Kelly caught a furry flank in the weird blue of the LED light’s beam. “Yep, you’re down there, little mutt,” she said. “No weirdies, just little dogs with no tags.”
He was a friendly little guy, though. He slowly edged to an open spot, standing nine feet down, looking up at her with a tentatively wagging tail. Kelly squatted down, keeping the snatcher out of sight. It wouldn’t reach that far, and if she spooked the animal, it’d be hell getting him out of the rat’s warren down there.
“Hey, there, handsome,” she said in her soothing voice. “How’s about coming up and seeing Miss Kelly this morning. We can take a ride in my truck.”
The dog blinked at her, his tail’s swishing accelerating a bit. He was a sad looking little dude, all dirt and mangy gray fur. He looked like he was predominantly terrier, but maybe with some weiner dog in there, too. A little, wiry dog that probably got by eating trash and catching the odd field mouse now and then.

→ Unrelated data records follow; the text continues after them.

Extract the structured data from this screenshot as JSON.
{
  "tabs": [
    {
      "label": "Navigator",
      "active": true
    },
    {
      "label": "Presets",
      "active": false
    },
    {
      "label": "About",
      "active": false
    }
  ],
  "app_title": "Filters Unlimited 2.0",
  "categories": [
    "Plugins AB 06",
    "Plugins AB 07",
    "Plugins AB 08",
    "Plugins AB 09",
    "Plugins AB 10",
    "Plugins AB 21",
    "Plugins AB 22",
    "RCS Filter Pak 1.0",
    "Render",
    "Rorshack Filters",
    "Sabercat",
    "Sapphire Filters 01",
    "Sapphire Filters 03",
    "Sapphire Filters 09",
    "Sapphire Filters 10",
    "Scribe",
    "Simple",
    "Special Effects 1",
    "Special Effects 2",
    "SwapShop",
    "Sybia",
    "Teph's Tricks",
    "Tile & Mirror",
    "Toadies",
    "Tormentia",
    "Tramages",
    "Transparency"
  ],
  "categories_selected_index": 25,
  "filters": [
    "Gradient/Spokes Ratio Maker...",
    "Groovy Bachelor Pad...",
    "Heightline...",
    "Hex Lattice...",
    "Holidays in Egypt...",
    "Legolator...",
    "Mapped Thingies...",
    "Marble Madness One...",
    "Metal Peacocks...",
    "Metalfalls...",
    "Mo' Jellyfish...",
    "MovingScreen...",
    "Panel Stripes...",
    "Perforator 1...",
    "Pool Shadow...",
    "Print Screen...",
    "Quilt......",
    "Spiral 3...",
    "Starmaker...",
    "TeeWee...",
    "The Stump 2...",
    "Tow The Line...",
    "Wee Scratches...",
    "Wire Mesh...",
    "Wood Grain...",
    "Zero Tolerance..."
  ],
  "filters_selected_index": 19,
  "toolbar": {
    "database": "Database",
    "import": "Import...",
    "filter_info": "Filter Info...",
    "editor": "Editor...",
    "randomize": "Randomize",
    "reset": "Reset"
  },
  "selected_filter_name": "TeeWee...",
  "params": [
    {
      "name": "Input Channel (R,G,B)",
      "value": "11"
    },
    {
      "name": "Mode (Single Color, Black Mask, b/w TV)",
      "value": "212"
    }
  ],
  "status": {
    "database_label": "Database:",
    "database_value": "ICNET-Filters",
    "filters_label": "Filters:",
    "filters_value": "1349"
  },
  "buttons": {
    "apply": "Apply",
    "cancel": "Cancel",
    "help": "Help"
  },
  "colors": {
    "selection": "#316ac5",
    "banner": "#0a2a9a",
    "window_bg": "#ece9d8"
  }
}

“That’s a good buddy. Come on up and see the dog catcher, now.” Kelly had found that it didn’t matter much what was said, as long as the tone of voice was right. That meant that dogs were harder to bullshit than people, she thought. She had the knack, though, after doing the job for six years.

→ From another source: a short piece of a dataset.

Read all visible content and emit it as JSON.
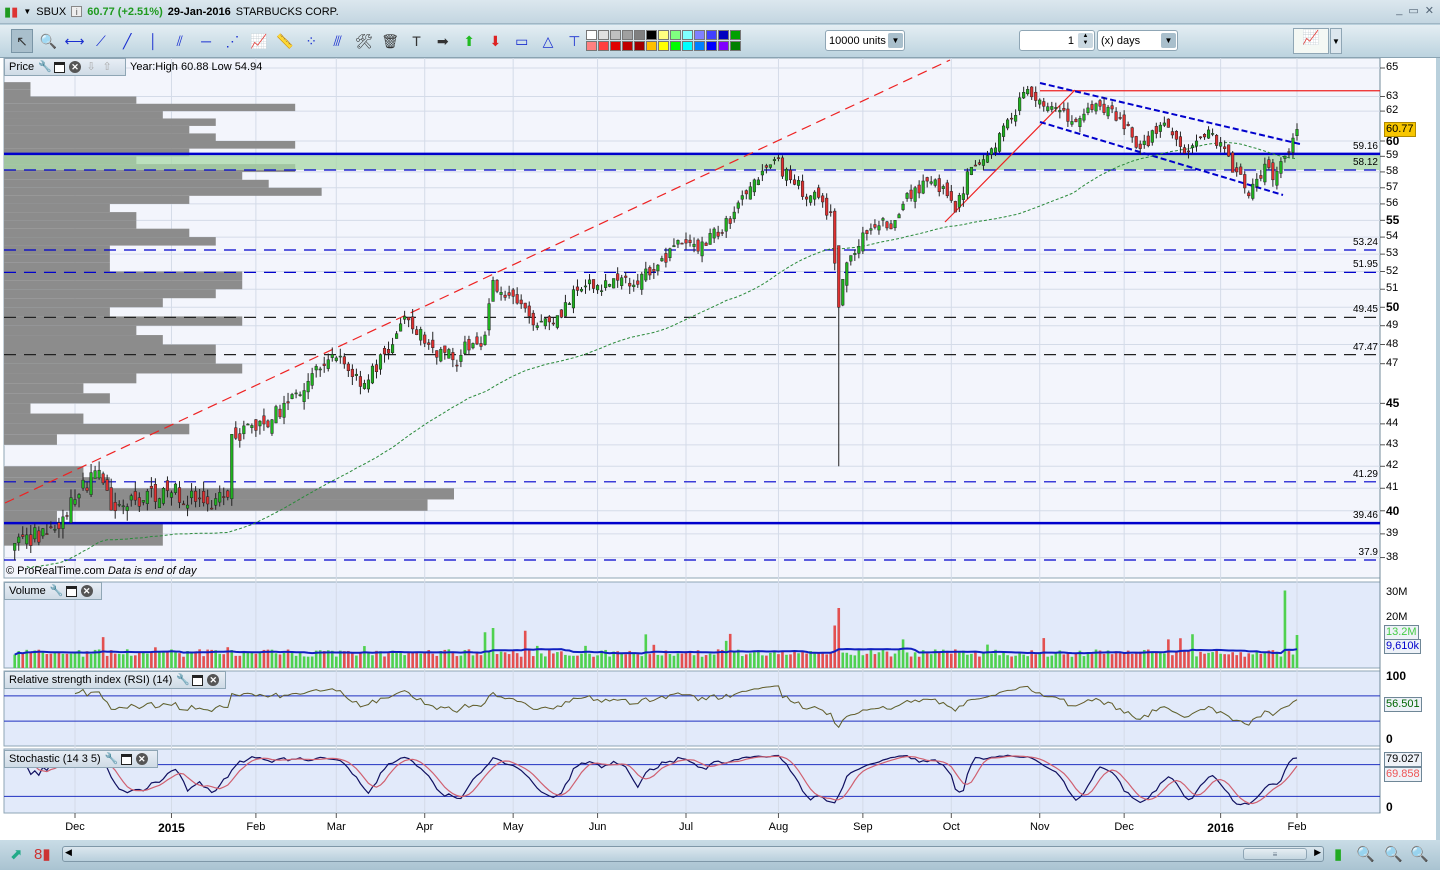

The stray looked back into the dim morass of the fallen in basement’s further reaches, suddenly nervous. Without meaning to, Kelly stood up and took a step back. That prickling was all over now, from the nape of her neck right down to her tailbone. She made a little noise in her throat that she wasn’t proud of.
The pup looked up at her, then back at the darkness. Now, she heard something, a large and fundamental shifting. The large structural pieces jolted slightly. A long support beam rose up about four inches in the middle of the trash heap down there. Glass fell in and cracked with a sharp sound. The air filled with an unwholesome odor, like chicken meat gone rotten.
Suddenly terrified and desperate, the stray jumped with all his might, little claws scratching against the concrete edges of the basement foundation. He was a good little leaper, but nowhere near good enough to make a nine foot rise straight up. He fell back into the dimness, and she saw something…she wasn’t sure what…emerge. It was like a coiled mass of tissue, almost like a snake, but not exactly. It moved like it had no bone, and it hit the stray so hard that blood sprayed upward like a mist. It got on Kelly’s shoes, even a few feet back. The dog was dead so fast that it didn’t make a sound, dead more thoroughly than if it’d be run over by a bus.
Something down deep in her brain screamed at her to run.
She heeded the warning.
Kelly was in the cab of her Animal Control truck in a moment, and her shaking hand twisted the ignition key so hard that she almost broke the switch. As soon as the engine caught, she dropped the transmission into drive and punched the throttle. Rocks and dirt sprayed from the spinning tires.
In her side view mirror, she saw something huge rising from the ground. She didn’t keep looking, but mashed the pedal to the floor and hunched over the wheel. The township’s vehicle hit a hundred and three down Rural Route five and topped out. It was two towns over before Kelly realized she was crying. The wheels on that truck slowed once she hit the highway, but they didn’t stop until the gas tank flirted with empty.
That was the first day of the apocalypse.